Task directions - In the copy, include every record below exactly as it appears, but no pictures.

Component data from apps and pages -
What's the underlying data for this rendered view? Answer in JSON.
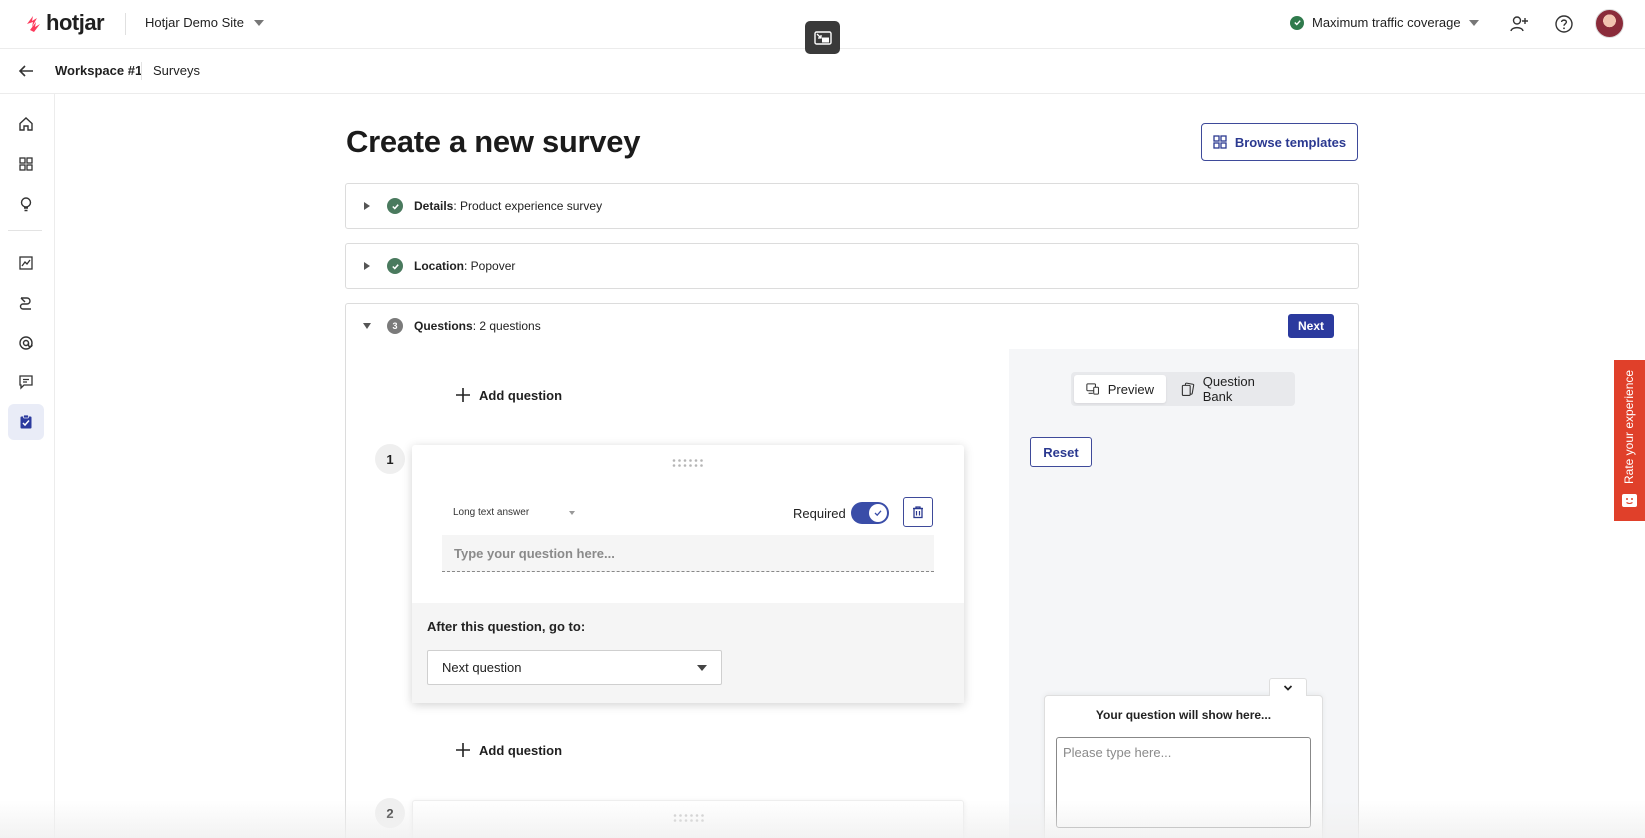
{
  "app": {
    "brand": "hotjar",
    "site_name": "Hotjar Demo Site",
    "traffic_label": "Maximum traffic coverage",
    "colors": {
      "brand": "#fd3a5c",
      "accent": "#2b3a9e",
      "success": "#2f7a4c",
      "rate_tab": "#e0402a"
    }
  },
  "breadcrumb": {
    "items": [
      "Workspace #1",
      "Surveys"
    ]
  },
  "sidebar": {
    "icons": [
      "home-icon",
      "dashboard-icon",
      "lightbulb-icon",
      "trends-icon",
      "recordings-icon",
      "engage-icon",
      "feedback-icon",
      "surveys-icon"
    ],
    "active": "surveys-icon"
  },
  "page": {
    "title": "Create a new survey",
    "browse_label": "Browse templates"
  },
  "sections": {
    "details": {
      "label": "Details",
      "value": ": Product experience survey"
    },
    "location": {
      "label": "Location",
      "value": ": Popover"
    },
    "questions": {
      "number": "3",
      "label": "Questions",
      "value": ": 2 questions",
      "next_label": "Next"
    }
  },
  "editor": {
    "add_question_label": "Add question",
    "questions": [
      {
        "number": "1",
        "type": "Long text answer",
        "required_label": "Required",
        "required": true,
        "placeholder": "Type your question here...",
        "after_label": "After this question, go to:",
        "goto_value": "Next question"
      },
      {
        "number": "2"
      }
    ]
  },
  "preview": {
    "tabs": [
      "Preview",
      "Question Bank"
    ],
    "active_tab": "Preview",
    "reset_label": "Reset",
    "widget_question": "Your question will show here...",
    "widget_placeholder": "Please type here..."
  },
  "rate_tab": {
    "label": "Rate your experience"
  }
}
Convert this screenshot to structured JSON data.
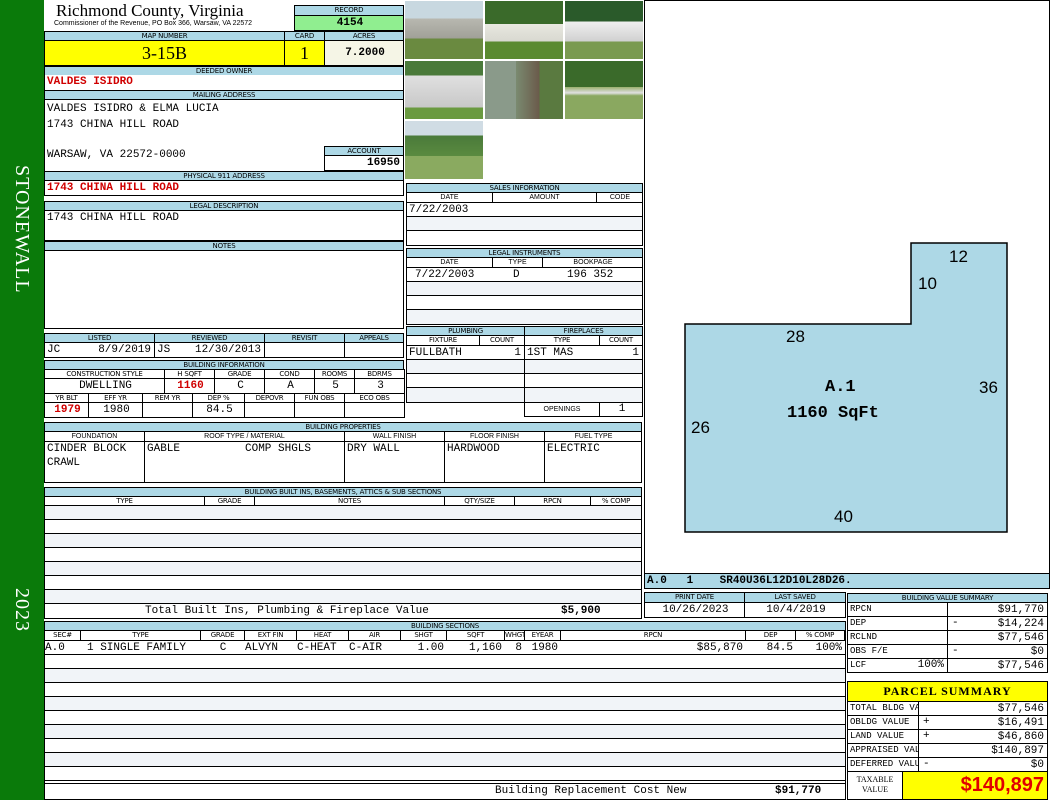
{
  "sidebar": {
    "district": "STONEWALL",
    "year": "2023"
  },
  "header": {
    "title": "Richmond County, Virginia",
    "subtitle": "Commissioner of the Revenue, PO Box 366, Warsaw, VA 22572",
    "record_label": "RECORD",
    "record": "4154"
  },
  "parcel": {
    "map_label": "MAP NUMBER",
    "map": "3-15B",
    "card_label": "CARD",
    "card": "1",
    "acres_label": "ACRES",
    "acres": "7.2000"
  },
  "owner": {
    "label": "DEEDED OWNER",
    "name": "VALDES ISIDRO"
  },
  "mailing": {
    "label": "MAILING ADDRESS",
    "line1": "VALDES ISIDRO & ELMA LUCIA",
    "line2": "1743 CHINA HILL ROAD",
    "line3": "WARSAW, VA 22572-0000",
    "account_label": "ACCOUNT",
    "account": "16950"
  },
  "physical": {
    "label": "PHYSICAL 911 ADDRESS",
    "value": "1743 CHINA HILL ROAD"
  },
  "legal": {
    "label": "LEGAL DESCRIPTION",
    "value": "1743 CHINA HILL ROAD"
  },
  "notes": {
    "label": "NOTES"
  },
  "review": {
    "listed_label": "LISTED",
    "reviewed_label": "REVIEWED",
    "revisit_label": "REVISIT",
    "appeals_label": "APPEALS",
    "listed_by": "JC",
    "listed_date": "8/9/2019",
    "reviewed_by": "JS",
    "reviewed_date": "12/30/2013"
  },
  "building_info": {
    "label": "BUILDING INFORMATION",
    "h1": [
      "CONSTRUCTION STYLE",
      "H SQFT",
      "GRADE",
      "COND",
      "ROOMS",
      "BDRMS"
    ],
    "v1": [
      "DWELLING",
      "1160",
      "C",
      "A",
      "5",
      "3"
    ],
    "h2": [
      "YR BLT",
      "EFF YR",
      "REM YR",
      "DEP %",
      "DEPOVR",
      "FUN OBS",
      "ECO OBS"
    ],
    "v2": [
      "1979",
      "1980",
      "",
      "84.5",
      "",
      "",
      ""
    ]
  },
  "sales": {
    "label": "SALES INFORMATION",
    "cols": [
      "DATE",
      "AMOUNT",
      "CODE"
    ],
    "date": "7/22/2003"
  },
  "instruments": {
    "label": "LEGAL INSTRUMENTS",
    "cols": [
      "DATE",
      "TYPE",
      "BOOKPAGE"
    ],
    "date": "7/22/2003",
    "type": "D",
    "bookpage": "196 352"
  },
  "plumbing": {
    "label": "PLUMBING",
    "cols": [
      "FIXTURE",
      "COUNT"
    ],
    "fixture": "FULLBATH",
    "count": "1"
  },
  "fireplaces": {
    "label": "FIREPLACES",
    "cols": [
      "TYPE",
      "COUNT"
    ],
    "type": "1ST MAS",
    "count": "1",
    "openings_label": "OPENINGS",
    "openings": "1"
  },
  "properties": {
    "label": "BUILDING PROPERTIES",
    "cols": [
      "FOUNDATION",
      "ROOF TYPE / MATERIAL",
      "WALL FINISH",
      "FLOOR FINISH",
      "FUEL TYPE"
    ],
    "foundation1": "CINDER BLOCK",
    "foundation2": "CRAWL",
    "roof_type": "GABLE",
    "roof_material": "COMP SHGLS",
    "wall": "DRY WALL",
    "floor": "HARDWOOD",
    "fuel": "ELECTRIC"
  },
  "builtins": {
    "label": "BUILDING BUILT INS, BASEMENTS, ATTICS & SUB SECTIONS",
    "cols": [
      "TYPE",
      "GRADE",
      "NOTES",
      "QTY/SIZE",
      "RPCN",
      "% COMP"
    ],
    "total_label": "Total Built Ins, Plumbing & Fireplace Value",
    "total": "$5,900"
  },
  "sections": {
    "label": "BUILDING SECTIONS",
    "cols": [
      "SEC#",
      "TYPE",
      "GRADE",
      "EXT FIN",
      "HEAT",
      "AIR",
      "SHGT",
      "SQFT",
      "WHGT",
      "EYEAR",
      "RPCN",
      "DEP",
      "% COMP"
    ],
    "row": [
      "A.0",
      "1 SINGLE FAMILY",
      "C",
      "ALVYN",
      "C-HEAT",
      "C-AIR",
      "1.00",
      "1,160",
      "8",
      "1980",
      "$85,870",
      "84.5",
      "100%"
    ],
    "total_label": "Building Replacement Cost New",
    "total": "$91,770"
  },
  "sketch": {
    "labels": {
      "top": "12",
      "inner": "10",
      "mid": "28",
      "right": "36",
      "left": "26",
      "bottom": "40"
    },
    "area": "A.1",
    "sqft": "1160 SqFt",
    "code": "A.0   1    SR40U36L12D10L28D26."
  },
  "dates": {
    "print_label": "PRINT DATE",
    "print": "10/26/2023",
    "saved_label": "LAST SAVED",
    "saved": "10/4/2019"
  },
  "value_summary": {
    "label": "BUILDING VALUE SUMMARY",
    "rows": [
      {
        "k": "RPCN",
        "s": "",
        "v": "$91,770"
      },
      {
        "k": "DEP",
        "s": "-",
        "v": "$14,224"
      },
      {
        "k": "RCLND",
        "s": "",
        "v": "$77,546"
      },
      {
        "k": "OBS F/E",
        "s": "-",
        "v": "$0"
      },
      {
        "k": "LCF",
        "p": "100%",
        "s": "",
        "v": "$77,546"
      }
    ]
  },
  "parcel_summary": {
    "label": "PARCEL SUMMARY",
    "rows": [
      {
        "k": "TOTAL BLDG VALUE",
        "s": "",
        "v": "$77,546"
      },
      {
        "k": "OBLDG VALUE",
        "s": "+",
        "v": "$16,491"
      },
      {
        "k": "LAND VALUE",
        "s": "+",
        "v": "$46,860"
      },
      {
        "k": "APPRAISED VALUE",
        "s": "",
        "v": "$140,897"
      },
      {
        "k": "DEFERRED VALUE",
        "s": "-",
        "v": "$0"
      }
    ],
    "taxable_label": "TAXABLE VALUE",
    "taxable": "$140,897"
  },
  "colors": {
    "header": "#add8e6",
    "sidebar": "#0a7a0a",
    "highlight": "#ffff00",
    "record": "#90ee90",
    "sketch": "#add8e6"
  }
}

Response box -
What's the underlying data for this rendered view? Answer in JSON.
{
  "app": {
    "brand": "hotjar",
    "site_name": "Hotjar Demo Site",
    "traffic_label": "Maximum traffic coverage",
    "colors": {
      "brand": "#fd3a5c",
      "accent": "#2b3a9e",
      "success": "#2f7a4c",
      "rate_tab": "#e0402a"
    }
  },
  "breadcrumb": {
    "items": [
      "Workspace #1",
      "Surveys"
    ]
  },
  "sidebar": {
    "icons": [
      "home-icon",
      "dashboard-icon",
      "lightbulb-icon",
      "trends-icon",
      "recordings-icon",
      "engage-icon",
      "feedback-icon",
      "surveys-icon"
    ],
    "active": "surveys-icon"
  },
  "page": {
    "title": "Create a new survey",
    "browse_label": "Browse templates"
  },
  "sections": {
    "details": {
      "label": "Details",
      "value": ": Product experience survey"
    },
    "location": {
      "label": "Location",
      "value": ": Popover"
    },
    "questions": {
      "number": "3",
      "label": "Questions",
      "value": ": 2 questions",
      "next_label": "Next"
    }
  },
  "editor": {
    "add_question_label": "Add question",
    "questions": [
      {
        "number": "1",
        "type": "Long text answer",
        "required_label": "Required",
        "required": true,
        "placeholder": "Type your question here...",
        "after_label": "After this question, go to:",
        "goto_value": "Next question"
      },
      {
        "number": "2"
      }
    ]
  },
  "preview": {
    "tabs": [
      "Preview",
      "Question Bank"
    ],
    "active_tab": "Preview",
    "reset_label": "Reset",
    "widget_question": "Your question will show here...",
    "widget_placeholder": "Please type here..."
  },
  "rate_tab": {
    "label": "Rate your experience"
  }
}
Convert this screenshot to structured JSON data.
{
  "sidebar": {
    "district": "STONEWALL",
    "year": "2023"
  },
  "header": {
    "title": "Richmond County, Virginia",
    "subtitle": "Commissioner of the Revenue, PO Box 366, Warsaw, VA 22572",
    "record_label": "RECORD",
    "record": "4154"
  },
  "parcel": {
    "map_label": "MAP NUMBER",
    "map": "3-15B",
    "card_label": "CARD",
    "card": "1",
    "acres_label": "ACRES",
    "acres": "7.2000"
  },
  "owner": {
    "label": "DEEDED OWNER",
    "name": "VALDES ISIDRO"
  },
  "mailing": {
    "label": "MAILING ADDRESS",
    "line1": "VALDES ISIDRO & ELMA LUCIA",
    "line2": "1743 CHINA HILL ROAD",
    "line3": "WARSAW, VA 22572-0000",
    "account_label": "ACCOUNT",
    "account": "16950"
  },
  "physical": {
    "label": "PHYSICAL 911 ADDRESS",
    "value": "1743 CHINA HILL ROAD"
  },
  "legal": {
    "label": "LEGAL DESCRIPTION",
    "value": "1743 CHINA HILL ROAD"
  },
  "notes": {
    "label": "NOTES"
  },
  "review": {
    "listed_label": "LISTED",
    "reviewed_label": "REVIEWED",
    "revisit_label": "REVISIT",
    "appeals_label": "APPEALS",
    "listed_by": "JC",
    "listed_date": "8/9/2019",
    "reviewed_by": "JS",
    "reviewed_date": "12/30/2013"
  },
  "building_info": {
    "label": "BUILDING INFORMATION",
    "h1": [
      "CONSTRUCTION STYLE",
      "H SQFT",
      "GRADE",
      "COND",
      "ROOMS",
      "BDRMS"
    ],
    "v1": [
      "DWELLING",
      "1160",
      "C",
      "A",
      "5",
      "3"
    ],
    "h2": [
      "YR BLT",
      "EFF YR",
      "REM YR",
      "DEP %",
      "DEPOVR",
      "FUN OBS",
      "ECO OBS"
    ],
    "v2": [
      "1979",
      "1980",
      "",
      "84.5",
      "",
      "",
      ""
    ]
  },
  "sales": {
    "label": "SALES INFORMATION",
    "cols": [
      "DATE",
      "AMOUNT",
      "CODE"
    ],
    "date": "7/22/2003"
  },
  "instruments": {
    "label": "LEGAL INSTRUMENTS",
    "cols": [
      "DATE",
      "TYPE",
      "BOOKPAGE"
    ],
    "date": "7/22/2003",
    "type": "D",
    "bookpage": "196 352"
  },
  "plumbing": {
    "label": "PLUMBING",
    "cols": [
      "FIXTURE",
      "COUNT"
    ],
    "fixture": "FULLBATH",
    "count": "1"
  },
  "fireplaces": {
    "label": "FIREPLACES",
    "cols": [
      "TYPE",
      "COUNT"
    ],
    "type": "1ST MAS",
    "count": "1",
    "openings_label": "OPENINGS",
    "openings": "1"
  },
  "properties": {
    "label": "BUILDING PROPERTIES",
    "cols": [
      "FOUNDATION",
      "ROOF TYPE / MATERIAL",
      "WALL FINISH",
      "FLOOR FINISH",
      "FUEL TYPE"
    ],
    "foundation1": "CINDER BLOCK",
    "foundation2": "CRAWL",
    "roof_type": "GABLE",
    "roof_material": "COMP SHGLS",
    "wall": "DRY WALL",
    "floor": "HARDWOOD",
    "fuel": "ELECTRIC"
  },
  "builtins": {
    "label": "BUILDING BUILT INS, BASEMENTS, ATTICS & SUB SECTIONS",
    "cols": [
      "TYPE",
      "GRADE",
      "NOTES",
      "QTY/SIZE",
      "RPCN",
      "% COMP"
    ],
    "total_label": "Total Built Ins, Plumbing & Fireplace Value",
    "total": "$5,900"
  },
  "sections": {
    "label": "BUILDING SECTIONS",
    "cols": [
      "SEC#",
      "TYPE",
      "GRADE",
      "EXT FIN",
      "HEAT",
      "AIR",
      "SHGT",
      "SQFT",
      "WHGT",
      "EYEAR",
      "RPCN",
      "DEP",
      "% COMP"
    ],
    "row": [
      "A.0",
      "1 SINGLE FAMILY",
      "C",
      "ALVYN",
      "C-HEAT",
      "C-AIR",
      "1.00",
      "1,160",
      "8",
      "1980",
      "$85,870",
      "84.5",
      "100%"
    ],
    "total_label": "Building Replacement Cost New",
    "total": "$91,770"
  },
  "sketch": {
    "labels": {
      "top": "12",
      "inner": "10",
      "mid": "28",
      "right": "36",
      "left": "26",
      "bottom": "40"
    },
    "area": "A.1",
    "sqft": "1160 SqFt",
    "code": "A.0   1    SR40U36L12D10L28D26."
  },
  "dates": {
    "print_label": "PRINT DATE",
    "print": "10/26/2023",
    "saved_label": "LAST SAVED",
    "saved": "10/4/2019"
  },
  "value_summary": {
    "label": "BUILDING VALUE SUMMARY",
    "rows": [
      {
        "k": "RPCN",
        "s": "",
        "v": "$91,770"
      },
      {
        "k": "DEP",
        "s": "-",
        "v": "$14,224"
      },
      {
        "k": "RCLND",
        "s": "",
        "v": "$77,546"
      },
      {
        "k": "OBS F/E",
        "s": "-",
        "v": "$0"
      },
      {
        "k": "LCF",
        "p": "100%",
        "s": "",
        "v": "$77,546"
      }
    ]
  },
  "parcel_summary": {
    "label": "PARCEL SUMMARY",
    "rows": [
      {
        "k": "TOTAL BLDG VALUE",
        "s": "",
        "v": "$77,546"
      },
      {
        "k": "OBLDG VALUE",
        "s": "+",
        "v": "$16,491"
      },
      {
        "k": "LAND VALUE",
        "s": "+",
        "v": "$46,860"
      },
      {
        "k": "APPRAISED VALUE",
        "s": "",
        "v": "$140,897"
      },
      {
        "k": "DEFERRED VALUE",
        "s": "-",
        "v": "$0"
      }
    ],
    "taxable_label": "TAXABLE VALUE",
    "taxable": "$140,897"
  },
  "colors": {
    "header": "#add8e6",
    "sidebar": "#0a7a0a",
    "highlight": "#ffff00",
    "record": "#90ee90",
    "sketch": "#add8e6"
  }
}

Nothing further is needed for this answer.